Resulting articles in the mainstream press this week have forecast the revival of the pale beauties of centuries past and championed the mantra ‘the only safe tan is a fake tan’. According to one British newspaper, the tan is no longer fashionable.
Although this official recognition of the risks of UV emitting tanning devices is likely to be bad news for sun bed owners, it is unlikely to lead to the revolution in consumer behaviour that has been predicted.
Being tanned still remains a beauty goal for many consumers regardless of widespread recognition of the risks associated with UV exposure, and it is unclear when, or even if, this is going to change.
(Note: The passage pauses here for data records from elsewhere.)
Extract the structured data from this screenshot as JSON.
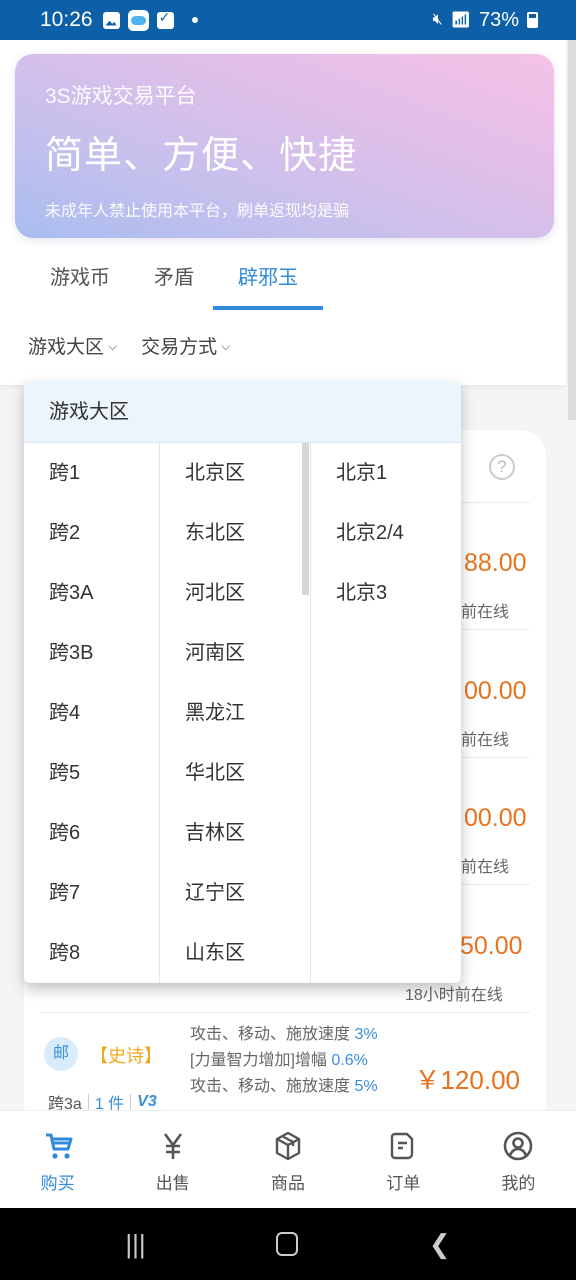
{
  "status_bar": {
    "time": "10:26",
    "battery": "73%",
    "icons": [
      "gallery-icon",
      "weather-icon",
      "checkbox-icon",
      "notification-dot",
      "mute-icon",
      "wifi-icon",
      "signal-icon",
      "battery-icon"
    ]
  },
  "banner": {
    "subtitle": "3S游戏交易平台",
    "title": "简单、方便、快捷",
    "note": "未成年人禁止使用本平台，刷单返现均是骗"
  },
  "tabs": [
    {
      "label": "游戏币",
      "active": false
    },
    {
      "label": "矛盾",
      "active": false
    },
    {
      "label": "辟邪玉",
      "active": true
    }
  ],
  "filters": [
    {
      "label": "游戏大区",
      "icon": "chevron-down-icon"
    },
    {
      "label": "交易方式",
      "icon": "chevron-down-icon"
    }
  ],
  "dropdown": {
    "title": "游戏大区",
    "column1": [
      "跨1",
      "跨2",
      "跨3A",
      "跨3B",
      "跨4",
      "跨5",
      "跨6",
      "跨7",
      "跨8"
    ],
    "column2": [
      "北京区",
      "东北区",
      "河北区",
      "河南区",
      "黑龙江",
      "华北区",
      "吉林区",
      "辽宁区",
      "山东区"
    ],
    "column3": [
      "北京1",
      "北京2/4",
      "北京3"
    ]
  },
  "listings": {
    "partial_prices": [
      "88.00",
      "00.00",
      "00.00",
      "50.00"
    ],
    "partial_online": [
      "前在线",
      "前在线",
      "前在线",
      "18小时前在线"
    ],
    "item": {
      "badge": "邮",
      "rarity": "【史诗】",
      "server": "跨3a",
      "count": "1 件",
      "vip": "V3",
      "attributes": [
        {
          "text": "攻击、移动、施放速度",
          "value": "3%"
        },
        {
          "text": "[力量智力增加]增幅",
          "value": "0.6%"
        },
        {
          "text": "攻击、移动、施放速度",
          "value": "5%"
        }
      ],
      "price": "￥120.00"
    }
  },
  "bottom_nav": [
    {
      "label": "购买",
      "icon": "cart-icon",
      "active": true
    },
    {
      "label": "出售",
      "icon": "yen-icon",
      "active": false
    },
    {
      "label": "商品",
      "icon": "box-icon",
      "active": false
    },
    {
      "label": "订单",
      "icon": "order-icon",
      "active": false
    },
    {
      "label": "我的",
      "icon": "profile-icon",
      "active": false
    }
  ],
  "colors": {
    "accent": "#2f8ad8",
    "price": "#e8731e",
    "rarity": "#f0a81a",
    "status_bar": "#0d5fa8"
  }
}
In addition, consumers are increasingly voicing concerns over the role sun exposure plays in vitamin D production and how extensive, all over sunscreen use could lead to its deficiency.
According to a recent survey from skin and sun care brand Neutrogena, a third of Americans are ‘somewhat concerned’ that sunblocks will lead to vitamin D deficiency.
Earlier this week Environmental Working Group (EWG) placed the blame for vitamin D deficient children at the door of FDA and the fact the regulator is dragging its feet over sunscreen regulations.
According to EWG, FDA currently advises against sun exposure between 10am and 4pm, rather than proposing a ten minute exposure like the American Medical Association.
In addition, EWG said the FDA has failed to finalise the UVA standards and allows sunscreens that block only UVB rays which according to the consumer group is the radiation needed to produce vitamin D.
Although the link between the FDA’s behavior over sunscreens and vitamin D deficiency in children seems tenuous, the EWG’s statements will do little to promote the use of sunscreens and are likely to fuel fears that thorough application of sunscreens on all exposed skin will lead to vitamin D deficiency.
Industry should not ignore consumer concerns of this kind.
Guidelines about the length of time in the sun needed to produce the necessary vitamin D, as well as education over its presence in food and supplements may help negate some of the fears.
And, above all, industry should not assume that further recognition of the dangers of UV exposure will lead to a new breed of pale consumers hungry for the high SPF factors.